South Park grows up
Its creators can now barely watch the early episodes that made them rich
JAIME J. WEINMAN | March 12, 2008 |
As South Park begins its 12th season this week, the cartoon series about the wild adventures of Colorado fourth-graders has never been less culturally relevant. The creation of writer-director Trey Parker and producer Matt Stone (who between them voice most of the main characters), the story of Stan, Kyle, Cartman and Kenny remains one of the most popular shows on Comedy Central and Canada's Comedy Network. Yet in a way, its time has passed. When South Park debuted in 1997, based on a short film in which Jesus battled Santa Claus for Christmas supremacy, it became what the New York Times described as the "cranky, obscene voice of 1990s slacker culture," spawning a movie and turning Parker and Stone into superstars. Now it's not even the most influential show on its network; South Park can parody Hillary Clinton but The Daily Show can have her as a guest. But instead of being nostalgic for the time when they were on the edge of pop culture, Stone — who handles most interviews for the team — told Maclean's that he and Parker can barely watch the episodes that made them rich: "They're terrible as far as story structure and missed opportunities for great jokes." If he's right and South Park is better now, it may not matter that it's less consequential.

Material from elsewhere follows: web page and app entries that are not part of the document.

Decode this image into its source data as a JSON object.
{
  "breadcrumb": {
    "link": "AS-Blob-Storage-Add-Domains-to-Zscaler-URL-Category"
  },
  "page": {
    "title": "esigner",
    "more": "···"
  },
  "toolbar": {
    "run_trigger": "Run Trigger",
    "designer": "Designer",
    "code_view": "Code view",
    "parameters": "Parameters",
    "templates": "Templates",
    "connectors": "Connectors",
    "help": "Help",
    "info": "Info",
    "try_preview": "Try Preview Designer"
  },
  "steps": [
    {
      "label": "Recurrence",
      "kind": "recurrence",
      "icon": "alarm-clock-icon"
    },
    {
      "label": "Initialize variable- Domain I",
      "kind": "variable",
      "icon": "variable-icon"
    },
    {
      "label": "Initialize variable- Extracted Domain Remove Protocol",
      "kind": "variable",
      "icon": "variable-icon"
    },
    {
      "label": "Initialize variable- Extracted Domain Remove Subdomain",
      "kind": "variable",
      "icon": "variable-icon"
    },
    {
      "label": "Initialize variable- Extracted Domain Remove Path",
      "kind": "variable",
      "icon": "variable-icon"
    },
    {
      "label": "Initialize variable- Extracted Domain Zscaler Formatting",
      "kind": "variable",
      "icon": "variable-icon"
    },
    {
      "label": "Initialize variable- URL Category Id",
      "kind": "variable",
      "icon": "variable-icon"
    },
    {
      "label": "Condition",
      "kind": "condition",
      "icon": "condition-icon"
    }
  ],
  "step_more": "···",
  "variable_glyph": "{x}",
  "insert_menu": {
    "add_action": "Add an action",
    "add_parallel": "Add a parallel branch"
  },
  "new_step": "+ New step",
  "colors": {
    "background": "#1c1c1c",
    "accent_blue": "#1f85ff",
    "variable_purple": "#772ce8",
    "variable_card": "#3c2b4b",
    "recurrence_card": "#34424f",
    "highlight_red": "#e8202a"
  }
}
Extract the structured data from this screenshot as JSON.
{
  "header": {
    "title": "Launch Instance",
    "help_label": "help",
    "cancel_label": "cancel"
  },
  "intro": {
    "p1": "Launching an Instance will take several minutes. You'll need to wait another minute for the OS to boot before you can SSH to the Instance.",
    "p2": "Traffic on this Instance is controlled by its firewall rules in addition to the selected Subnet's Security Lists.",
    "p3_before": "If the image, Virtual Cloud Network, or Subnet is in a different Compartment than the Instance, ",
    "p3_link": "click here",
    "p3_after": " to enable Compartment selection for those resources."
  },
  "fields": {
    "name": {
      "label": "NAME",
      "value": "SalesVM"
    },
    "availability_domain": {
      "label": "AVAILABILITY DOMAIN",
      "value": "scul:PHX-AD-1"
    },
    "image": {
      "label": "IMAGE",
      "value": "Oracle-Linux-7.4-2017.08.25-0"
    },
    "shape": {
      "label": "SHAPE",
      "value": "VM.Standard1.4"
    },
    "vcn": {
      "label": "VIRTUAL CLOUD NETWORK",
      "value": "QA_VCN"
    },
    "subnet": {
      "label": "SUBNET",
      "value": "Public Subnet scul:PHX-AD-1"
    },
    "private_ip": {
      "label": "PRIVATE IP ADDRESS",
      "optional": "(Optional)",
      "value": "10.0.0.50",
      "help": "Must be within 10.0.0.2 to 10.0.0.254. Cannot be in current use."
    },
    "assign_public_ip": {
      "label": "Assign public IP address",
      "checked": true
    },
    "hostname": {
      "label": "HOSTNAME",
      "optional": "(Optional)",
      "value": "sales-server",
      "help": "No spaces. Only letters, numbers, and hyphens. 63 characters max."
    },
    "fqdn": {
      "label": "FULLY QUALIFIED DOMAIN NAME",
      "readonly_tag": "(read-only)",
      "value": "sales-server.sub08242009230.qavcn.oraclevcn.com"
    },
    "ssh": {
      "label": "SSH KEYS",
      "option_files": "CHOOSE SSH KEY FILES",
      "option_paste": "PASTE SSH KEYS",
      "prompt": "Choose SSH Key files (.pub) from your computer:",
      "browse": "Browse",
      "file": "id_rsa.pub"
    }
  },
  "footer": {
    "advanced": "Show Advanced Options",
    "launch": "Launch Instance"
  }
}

The odd thing about South Park is that it's most famous for things it doesn't necessarily do best. To casual viewers, South Park is known for the running gag about the muffled-voiced Kenny getting killed every week. But the gag became old very fast, and the creators have mostly dropped it: "He's such a prop," says Stone. "He can't really talk." The show is also known for its political humour; because each episode is produced in a week, it can respond instantly to topical events. But Parker has said his best scripts are the ones that focus less on messages and more on "boys being boys." The most popular recent episodes have been almost apolitical: the show won an Emmy last year for a send-up of the video game World of Warcraft, and followed it up with a show about Guitar Hero. South Park still has lots of scatological humour, but much of it is an exaggerated way of making the audience, in Stone's words," kind of remember what it was like to be eight years old."
South Park doesn't have much choice but to emphasize its non-topical side; it's burned through two chances to be a true cultural force. Its late-'90s supremacy was brought to an end when Sacha Baron Cohen's Borat and Fox's Family Guy outdid South Park's racist, obnoxious Eric Cartman on a higher budget. Early in this decade, it seemed as though South Park was about to become relevant again, as political commentators started pointing to Parker and Stone as the leaders of a political movement. Conservatives praised the show for its attacks on anti-smoking activists and environmentalists, and Brian Anderson, editor of the conservative magazine City Journal, published a book called South Park Conservatives: The Revolt Against Liberal Media Bias.
Parker and Stone were uncomfortable with being pegged as conservative comics; Stone complains that "as soon as something gets popular, it gets co-opted by somebody saying 'that's ours.' " Still, they seemed to run with the idea for several years, amping up the political messages in the show. But events, and changing political trends, caught up with them: by the time their 2004 election episode portrayed voting as a choice between "a giant douche and a turd sandwich," this pox-on-both-your-houses approach was like a relic of the Clinton era when the show began, already dated in the more polarized Bush era. Michael Cust, an editor for the libertarian blog LibertyinCanada.com, adds that while the show still appeals to libertarians like himself, conservatives turned away when they realized that the creators "don't hold conservative moral values." By the time Parker and Stone did an episode attacking the Republicans for their behaviour in the Terri Schiavo controversy, the South Park Republican craze was over.
Since then, there have been individual newsmaking episodes, like a Scientology spoof that led to the departure of South Park voice actor (and Scientologist) Isaac Hayes. But those are one-off occurrences. When Parker and Stone tried to start a controversy in a 2006 episode about censorship and rioting over images of Muhammad, they were chagrined to discover that the only thing that made the headlines was their attack on another animated show, Family Guy.